Microsoft announced recently that in order to bring its console price down, it will soon start selling the Xbox One without a Kinect. The new price tag for the bundle -- $399 – will certainly attract those who have been turned off by the $499 price, but is it really in the best interests of Microsoft?
Back in August of 2011, I wrote an article entitled Why the iPhone 4S will be Free. As it turned out, the iPhone 4S was not "free" until the release of the iPhone 5s. The iPhone 5S is "free" right now here in 2014, if you close your eyes and pretend you’re not paying for it in your monthly bill to your mobile provider. The concept I spoke of back in 2011 is dead, now, and I no longer consider said concept to be a possibility for Apple.
Today the Xbox One without Kinect has been announced, throwing massive numbers of gamers for a loop. Up until today, very few suspected that Microsoft would ever release their Xbox One game console without Kinect - today everything changes. Today the Kinect may or may not have just been doused in doubt.
Nintendo’s Wii U is officially dead. There. I said it. I know Nintendo fans don’t want to hear it, I know Nintendo doesn’t want to hear it, and I know even those who might not like the console but approve of the competition it provides don’t want to hear it, but it’s true.
In case you missed the recent news, Nintendo reported that the Wii U has now sold 6.2 million units worldwide, meaning it sold 310,000 units worldwide during the last quarter, alone. That’s a 20 percent drop compared to the same period a year ago, and an abysmal start for a console that was supposed to have so much promise.
The market has spoken: big phones are in style, and by all accounts Apple will give consumers just what they want with both a 4.7-inch iPhone 6 and even a 5.5-inch version. It's a sizable change in all respects from a company that has until now insisted that its approach to touchscreen dimensions has been the perfect one. So, the question becomes: how does Apple make the turnaround graceful, rather than face accusations it's playing catch-up?
Imagine a different world, a world without Apple, the most dominant company in the world. Better yet, imagine a world where Apple never existed and never launched its computers, never offered the iPod or iPhone, and never unveiled an iPad.

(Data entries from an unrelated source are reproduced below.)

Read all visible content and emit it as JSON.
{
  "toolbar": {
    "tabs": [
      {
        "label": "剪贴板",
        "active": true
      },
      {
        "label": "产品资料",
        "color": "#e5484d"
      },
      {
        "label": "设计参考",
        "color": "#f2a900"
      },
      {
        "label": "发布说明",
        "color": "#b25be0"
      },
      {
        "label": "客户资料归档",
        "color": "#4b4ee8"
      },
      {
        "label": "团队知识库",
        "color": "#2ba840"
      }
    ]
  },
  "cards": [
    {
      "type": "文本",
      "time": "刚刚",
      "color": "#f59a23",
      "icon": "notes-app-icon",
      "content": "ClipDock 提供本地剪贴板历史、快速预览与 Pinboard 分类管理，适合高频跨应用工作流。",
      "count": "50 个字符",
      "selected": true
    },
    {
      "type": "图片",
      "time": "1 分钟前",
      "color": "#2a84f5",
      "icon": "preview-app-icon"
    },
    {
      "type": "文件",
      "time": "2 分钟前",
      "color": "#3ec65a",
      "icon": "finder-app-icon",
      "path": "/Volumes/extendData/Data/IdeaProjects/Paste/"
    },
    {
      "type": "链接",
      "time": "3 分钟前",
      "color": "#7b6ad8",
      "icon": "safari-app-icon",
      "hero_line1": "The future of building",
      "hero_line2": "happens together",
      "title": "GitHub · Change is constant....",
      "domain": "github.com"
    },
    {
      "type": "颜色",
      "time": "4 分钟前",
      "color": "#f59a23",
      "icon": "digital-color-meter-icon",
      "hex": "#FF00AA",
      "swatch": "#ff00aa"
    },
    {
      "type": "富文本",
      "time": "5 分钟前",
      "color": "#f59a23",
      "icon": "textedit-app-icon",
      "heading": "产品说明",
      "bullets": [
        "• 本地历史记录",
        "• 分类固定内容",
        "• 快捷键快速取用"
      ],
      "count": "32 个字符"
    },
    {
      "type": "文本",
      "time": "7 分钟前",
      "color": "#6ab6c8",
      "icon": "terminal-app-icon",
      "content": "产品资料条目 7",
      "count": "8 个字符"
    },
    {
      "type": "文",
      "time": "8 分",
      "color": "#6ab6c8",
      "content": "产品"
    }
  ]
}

Now that all of that is in mind, imagine what the world would be like. Would it be a better world? Would the technology industry have more innovative companies delivering technologies we have now? Would companies that Apple demolished along the way have found a way to succeed and do what Apple hasn’t?
The gaming company Mojang made the game Minecraft. Because of this game, primarily, the company is able to make massive amount of profit. This week one of the co-founders of Mojang, Markus "Notch" Persson, made clear that the company is doing so well that they currently have a 10-year safety net.
Apple acquiring Beats is not about design. Apple did not acquire Beats for their design prowess, as the Beats group does not design the physical elements of their own products - Ammunition Group* does. Instead, Apple will have acquired Beats for its inroads to music, one way or the other. It is possible, if this deal is done, that Apple will have made a bad decision.
The group known as Google Ventures operates "entirely" separate from Google. Google Ventures operates independently from Google, that is, and it makes entirely financially-driven decisions with how it invests its money. This week Google Maps was updated to include an Uber link in its suggestions for how you might take public transport from one place to the other.